Bridges and Pascoe make the crucial point that in anti-fag discourse, “men are attempting to authenticate their masculinities” (419). Since Kimmel’s work tells us that such discourse often occurs homosocially—a point that Bridges and Pascoe suggest but do not explicitly make—it is true of all of their examples. It is certainly true of Henry Higgins, whose own sexual aesthetics become most evident in his exchanges with Pickering about his intentions with Eliza. Nevertheless, it is also from these attempts to authenticate a seemingly feminist masculinity that the danger of anti-fag discourse arises. Bridges and Pascoe recognize that “these young men claim identities as ‘allies’ or ‘feminists’ that render any discussion of how their behavior might entail a gendered form of sexual inequality as impossible, or at the very least, unfair” (419). Higgins’s apparent dedication to improving Eliza’s standing in life while professing no sexual interest in her serves to “discursively distance [himself] from masculinities that have earned a bad reputation among feminists”—a tell-tale sign of anti-fag discourse (419).
The danger of missing Higgins’s possible anti-fag discourse is, as Bridges and Pascoe point out, that Higgins may seem to “transgress gender and sexual boundaries,” but he does so “in ways that do not only leave those boundaries intact, but also simultaneously symbolically reinforce them” (419). Higgins’s academic interest in Eliza may change her place in society as a certain class of woman, but the motivation behind his mentorship only reinforces his standing as a heterosexual man. The very thing that makes us ignore Higgins’s sexual illegibility and gives him a pass is precisely what demands that we critique him. His motivations not only warrant but demand critical discussion. But My Fair Lady leaves no room for such discussion, and instead, it enables Green to ignore anti-fag behavior.
Green writes that “history—even if it took 100 years—would eventually start to outgrow its brutes.” Praising Sher’s revival, Green seems to think that we can right the historical wrongs of gender by selectively correcting female-gendered performances without devoting the same attention to male performances. However, our close examination of Higgins’s masculinity reveals a different take. If we pay attention only to female performances, history does not truly “outgrow its brutes,” and nor do we. Instead, those brutes remain tolerable, even likeable, despite their dependence on the same gendered structures that held them up a hundred years ago.
Bridges, Tristan and C. J. Pascoe “Masculinities and Post-Homophobias?” Exploring Masculinities: Identity, Inequality, Continuity, and Change¸ edited by C. J. Pascoe and Tristan Bridges, Oxford University Press, 2016, pp. 412–423.

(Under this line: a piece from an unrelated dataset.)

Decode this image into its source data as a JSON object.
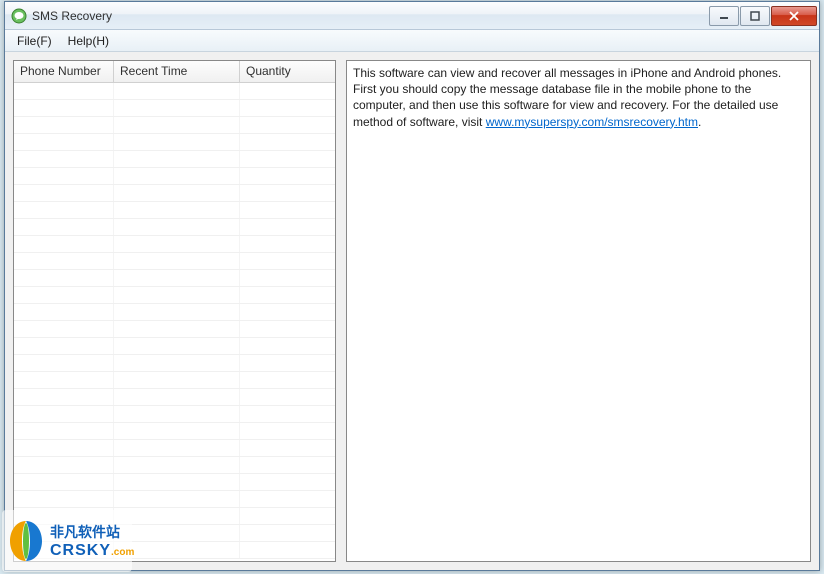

Green, Jesse. “Review: Whose ‘Fair Lady’? This Time, Eliza’s in Charge.” New York Times, 19 May 2018 https://www.nytimes.com/2018/04/19/theater/my-fair-lady-review-lincoln-center-lauren-ambrose.html.
Kimmel, Michael. “Masculinity as Homophobia: Fear, Shame, and Silence in the Construction of Gender Identity.” Theorizing masculinities, edited by Harry Brod and Michael Kaufman, Sage, 1994, pp. 119-141.